A MAN who hit a puppy causing fatal injuries in a bid to stop it using his floor as a toilet has escaped a ban from keeping animals.
Paul Simeon Twigg admitted causing the sickening injuries to the 12-week-old Bull Terrier at his home in Wellington Square, Hastings.
Th construction worker hit the puppy causing it to collide with the corner of a table sustaining severe injuries to its skull, lungs and liver.
Twigg, a construction worker, admitted one charge of causing unnecessary suffering to a protected animal when he first appeared before Hastings Magistrates on September 20.
The court heard how Twigg was at home on March 15 when he caused “a violent physical trauma” to the dog.
It was only when his partner Samantha Ratford took the stricken animal to Paul Cooper Veterinary centre in Hastings that the incident came to light. Mr Cooper advised that the puppy be put to sleep.
A post mortem revealed there were various areas of trauma at the front of the skull, lungs and liver

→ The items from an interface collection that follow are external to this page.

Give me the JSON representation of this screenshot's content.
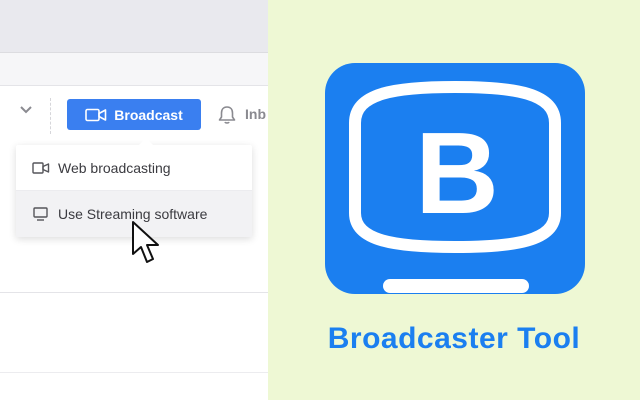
{
  "toolbar": {
    "broadcast_label": "Broadcast",
    "inbox_label_partial": "Inb"
  },
  "dropdown": {
    "items": [
      {
        "label": "Web broadcasting",
        "icon": "video-camera-icon"
      },
      {
        "label": "Use Streaming software",
        "icon": "monitor-icon"
      }
    ],
    "hovered_index": 1
  },
  "branding": {
    "logo_letter": "B",
    "caption": "Broadcaster Tool"
  },
  "colors": {
    "accent_blue": "#3a7ff0",
    "brand_blue": "#1b7ff0",
    "background_green": "#eef8d4"
  }
}
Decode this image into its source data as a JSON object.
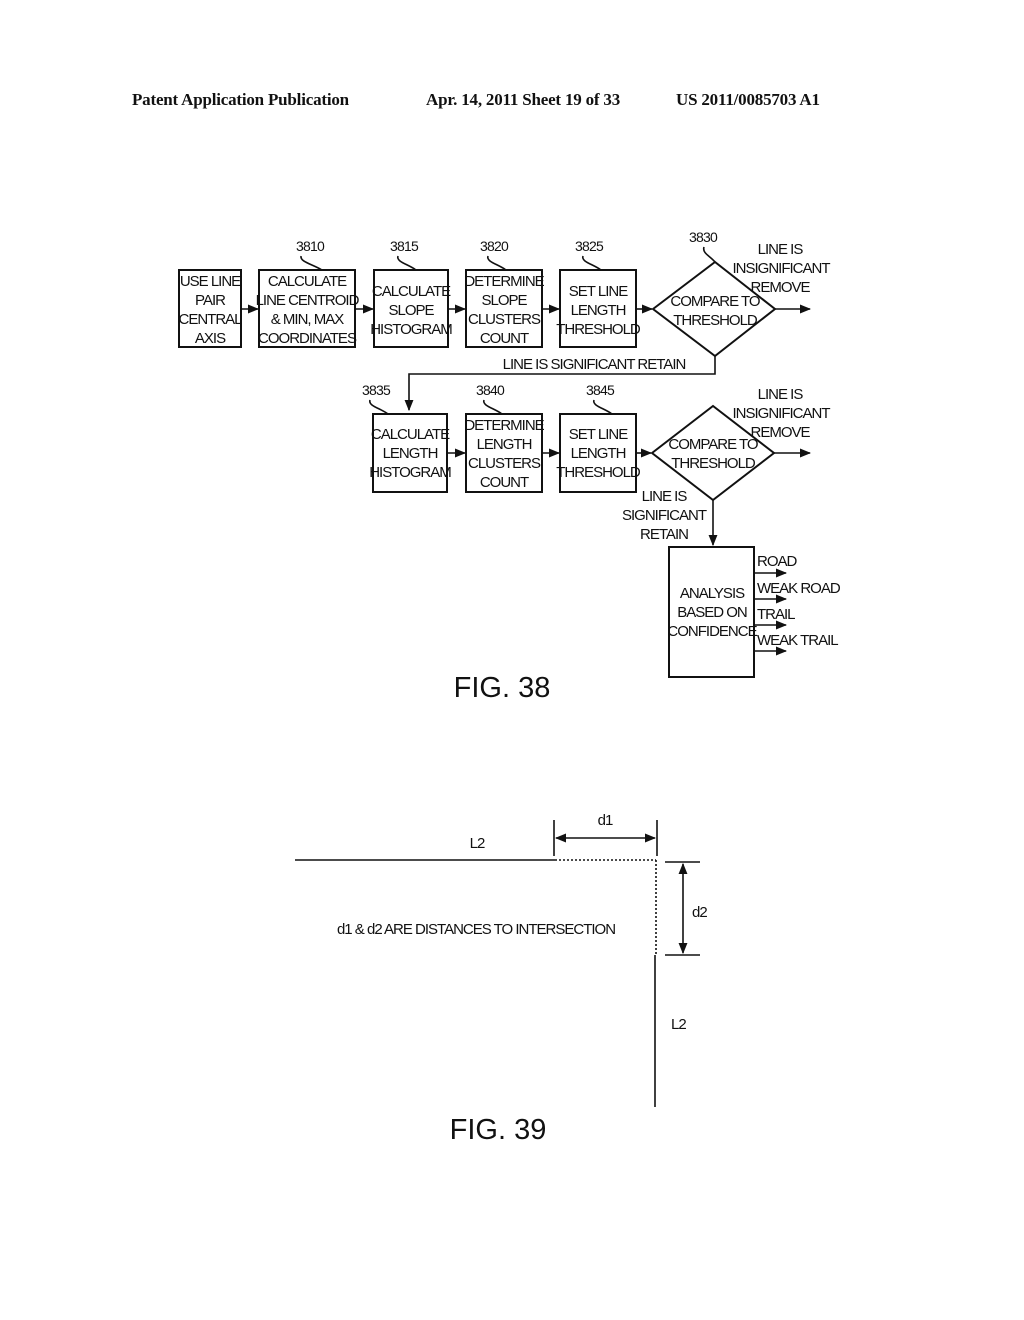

Magistrates ordered personal reports to be made by the Probation Service before passing sentence last Thursday, (October 4).
They handed Twigg a 12 months community service order and ordered him to carry out 150 hours of unpaid work.
He was also ordered to pay £250 legal costs. Magistrates decided against banning Twigg from keeping animals as they saw it as a one-off incident as Twigg already had another dog and a cat which were well looked after.
In a statement given outside court, the solicitor who prosecutes on behalf of RSPCA, Mr David Buck, said: “Disappointingly the court decided not to impose a disqualification order citing the fact that they regarded the offence as an impulsive action on one occasion only.
“The previous history is of the appropriate care of four animals, which was borne out in a letter by Miss Ratford, the defendants partner, and others.
“And there was also the fact that the defendant and Miss Ratford are keeping a dog and cat which are in generally a good condition.”
RSPCA officer Andrew Kirby, who brought the case to court, said: “We sought a disqualification order and our main aim is to seek this order to protect animals in the future.
“We are disappointed that was not ordered. The magistrates considered it to be a one-off action.”